Please explain how genes and environment interact when it comes to autism.

There are hundreds and hundreds of protein-encoding genes that have so far been associated with autism. So, let’s start from a science standpoint, and assume that children are born with genetic liabilities. Whether or not those genetic liabilities translate into disabilities is something that I believe very much is within our power to influence, through our actions. It's our responsibility. There is a reason why it takes so much time for babies to mature, and the reason is that so much of early brain development requires experiences. The way the brain develops is not fully “programmed” or predetermined. It involves interaction of the individual with their surroundings, “the environment.”
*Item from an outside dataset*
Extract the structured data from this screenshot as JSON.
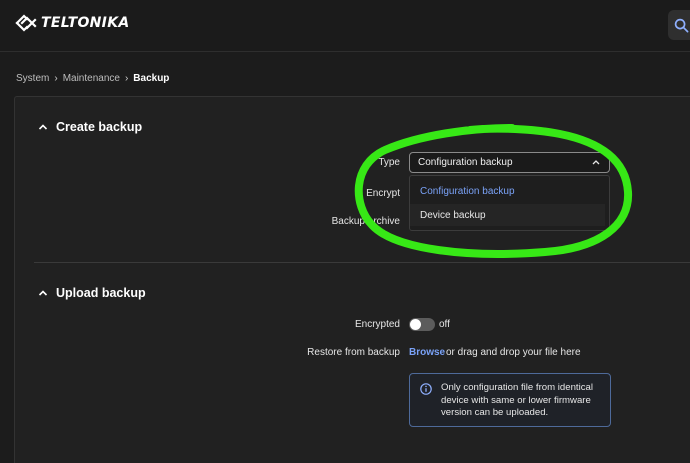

One thing that you make a point of suggesting is that we—parents, caregivers, teachers, family physicians—can absolutely affect outcomes in many instances. This is not something that one often hears about autism.

Autism in this day and age is no longer a doomsday diagnosis. It is within our power, and it's both our responsibility and determination as a community to ensure that children are afforded what they need in order to fulfill their promise. It's a partnership. It's a partnership that, both in the past, in the present, and in the future, is always going to be guided by parents, because parents are always concerned about their children's wellbeing.

What would you say to parents who are going through this difficult time?

I borrow the title of a book by my close friend [Dr.] Barry Prizant when I say that our children with autism are “uniquely human.” According to CDC prevalence rates, 36% of 8-year-olds with autism have intellectual disability. The rest do not. That does not mean that they don't have challenges. But what it does mean is that we can substantially and meaningfully improve their lives and ensure that they make a very meaningful contribution to society.

Temple Grandin, who is famous for talking about autism in her life, says the world needs all kinds of minds. She actually attributed her own success to her autism and the fact that she thought so differently than people who have a so-called “typical” brain.

Well, we run a very competitive fellowship here in neuroscience at the Marcus Autism Center. This year we had 98 candidates, of whom we selected two. One of them comes from Carnegie- Mellon University, speaks four languages and can program computers in seven. She is going to be working with us on a large computational project on gene expression. And she is a woman with autism. v

Ami Klin, Ph.D.

Emory University School of Medicine

2018 Ruane Prizewinner for Outstanding Achievement in Child & Adolescent Psychiatry Research


Written By Fatima Bhojani

Click here to read the Brain & Behavior Magazine's July 2019 issue